Here is the second part of How to Do A Close Reading of a Prose Passage.
8. Find and highlight any vivid imagery or description in the passage. Not all prose passages will contain vivid imagery, but most will have at least some. Anything that creates an image in your mind counts as a description. What emotions or ideas are created by the imagery? Don’t worry if they seem random or unrelated. Just take notes on all of it, and keep coming back to that theme statement.
9. Next look for repetition. What words or phrases are repeated in the passage? What is the effect of that repetition on the reader? How does it make you feel or what does it make you think about? Take notes again and think about that theme statement.
10. Now check out the punctuation and sentence structure or syntax. Are there any interesting uses? Run-ons and fragments aren’t mistakes in well-written literature; they are used for effect. Are the sentences long or short?

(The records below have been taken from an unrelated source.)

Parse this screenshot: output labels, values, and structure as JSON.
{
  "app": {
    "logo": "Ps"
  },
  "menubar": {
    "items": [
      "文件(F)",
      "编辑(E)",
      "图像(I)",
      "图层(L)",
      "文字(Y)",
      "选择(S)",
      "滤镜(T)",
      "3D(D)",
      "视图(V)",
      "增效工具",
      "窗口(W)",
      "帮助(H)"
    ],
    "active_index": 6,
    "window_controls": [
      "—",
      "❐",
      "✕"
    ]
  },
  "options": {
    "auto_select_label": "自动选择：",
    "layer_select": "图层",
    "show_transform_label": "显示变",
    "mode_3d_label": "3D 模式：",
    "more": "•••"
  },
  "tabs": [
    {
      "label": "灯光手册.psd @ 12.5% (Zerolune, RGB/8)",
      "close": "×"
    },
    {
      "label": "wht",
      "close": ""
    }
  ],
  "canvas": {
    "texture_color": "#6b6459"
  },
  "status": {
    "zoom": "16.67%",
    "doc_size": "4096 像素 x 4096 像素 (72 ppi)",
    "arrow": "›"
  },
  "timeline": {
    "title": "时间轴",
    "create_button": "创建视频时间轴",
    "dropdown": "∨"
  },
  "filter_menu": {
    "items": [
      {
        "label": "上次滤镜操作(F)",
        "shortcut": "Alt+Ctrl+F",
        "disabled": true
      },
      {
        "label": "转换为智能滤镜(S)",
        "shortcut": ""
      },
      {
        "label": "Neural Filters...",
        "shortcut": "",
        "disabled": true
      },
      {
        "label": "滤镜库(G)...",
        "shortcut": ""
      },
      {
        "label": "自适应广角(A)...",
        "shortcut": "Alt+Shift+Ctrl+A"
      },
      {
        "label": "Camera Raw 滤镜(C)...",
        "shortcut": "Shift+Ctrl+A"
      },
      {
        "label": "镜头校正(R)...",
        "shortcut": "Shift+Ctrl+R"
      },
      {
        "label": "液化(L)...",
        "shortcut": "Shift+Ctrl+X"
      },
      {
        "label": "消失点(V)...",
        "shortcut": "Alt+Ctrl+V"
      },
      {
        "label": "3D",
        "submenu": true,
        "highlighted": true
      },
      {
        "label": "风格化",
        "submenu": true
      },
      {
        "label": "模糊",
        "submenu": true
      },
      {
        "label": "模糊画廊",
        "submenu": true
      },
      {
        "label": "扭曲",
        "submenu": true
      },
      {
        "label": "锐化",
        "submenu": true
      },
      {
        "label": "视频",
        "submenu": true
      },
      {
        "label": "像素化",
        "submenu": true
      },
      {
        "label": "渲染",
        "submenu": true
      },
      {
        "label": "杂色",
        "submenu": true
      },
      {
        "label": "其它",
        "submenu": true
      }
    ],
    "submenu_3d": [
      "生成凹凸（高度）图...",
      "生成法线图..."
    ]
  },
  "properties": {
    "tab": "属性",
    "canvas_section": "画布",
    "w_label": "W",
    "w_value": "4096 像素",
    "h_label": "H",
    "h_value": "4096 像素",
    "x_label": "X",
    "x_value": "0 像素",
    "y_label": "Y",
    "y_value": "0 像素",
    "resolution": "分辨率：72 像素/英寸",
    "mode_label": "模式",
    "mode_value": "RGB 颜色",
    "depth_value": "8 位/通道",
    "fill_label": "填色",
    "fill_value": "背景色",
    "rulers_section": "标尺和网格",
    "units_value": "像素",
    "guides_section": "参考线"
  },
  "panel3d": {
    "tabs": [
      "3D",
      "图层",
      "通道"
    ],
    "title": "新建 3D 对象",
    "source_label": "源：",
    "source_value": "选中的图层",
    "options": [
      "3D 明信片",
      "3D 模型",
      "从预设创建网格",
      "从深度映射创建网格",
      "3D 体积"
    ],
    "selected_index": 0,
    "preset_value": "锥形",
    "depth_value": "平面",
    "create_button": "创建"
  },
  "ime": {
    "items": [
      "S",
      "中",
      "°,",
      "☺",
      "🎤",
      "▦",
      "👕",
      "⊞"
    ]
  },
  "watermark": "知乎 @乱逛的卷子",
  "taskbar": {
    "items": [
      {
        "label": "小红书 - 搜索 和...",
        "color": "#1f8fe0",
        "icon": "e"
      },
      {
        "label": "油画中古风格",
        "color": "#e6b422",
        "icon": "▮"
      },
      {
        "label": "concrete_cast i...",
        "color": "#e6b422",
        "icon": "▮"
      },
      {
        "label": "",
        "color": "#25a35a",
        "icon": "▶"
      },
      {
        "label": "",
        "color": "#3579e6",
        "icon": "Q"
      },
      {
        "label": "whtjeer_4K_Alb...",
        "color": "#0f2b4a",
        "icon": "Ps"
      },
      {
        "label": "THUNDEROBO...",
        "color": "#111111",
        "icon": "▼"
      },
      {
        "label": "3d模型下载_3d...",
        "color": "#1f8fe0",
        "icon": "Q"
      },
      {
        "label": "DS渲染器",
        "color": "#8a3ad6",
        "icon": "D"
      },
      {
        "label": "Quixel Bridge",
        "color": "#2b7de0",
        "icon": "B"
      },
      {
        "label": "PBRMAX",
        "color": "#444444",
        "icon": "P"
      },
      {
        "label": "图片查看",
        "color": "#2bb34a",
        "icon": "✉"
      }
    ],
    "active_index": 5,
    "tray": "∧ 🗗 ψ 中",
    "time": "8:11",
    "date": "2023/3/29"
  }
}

Are there colons or semicolons? Are there any places where the normal word order is altered or shifts? Take note of whatever you notice, and again, think about the effect on the reader; if you feel confused or uncomfortable or
excited when you read the passage, just keep taking notes.
11. Look for places where the text seems to break down. What did you expect but didn’t find? What has the author left out? What is not said or stated or explained? Where can you find paradoxes or places that contradict each other? What is still confusing or awkward or uncomfortable? Where does the narrator or the author seem conflicted or caught up or contradict themselves? Don’t assume that the author has made a mistake or that your impressions are incorrect; chances are that you are reacting the way that the passage was intended to make you react. Keep taking notes.
12. Think about how the passage relates to the bigger themes of the text (if you have read the whole piece). How does this small piece make the same points as the rest of the text? How does it contradict those main ideas? How does it relate to other key scenes or parts? What other scenes or sentences or passages come to mind when you read this passage? What role does this piece play in developing the themes of the text as a whole?
13. Revise your theme statement on the passage, incorporating everything that you have discovered about it by following all of the steps here. What point does the author want you to learn as a result of reading this passage? What big question does your theme statement answer? What do you now understand about the author’s ideas on life or human nature?
14. Go back and highlight the elements of the passage that are most important to your revised theme statement.
15. Spend a few minutes writing about what you’ve found in a quick reaction. This shouldn’t be a real essay, just a chance to get down your ideas while they’re still fresh in your mind.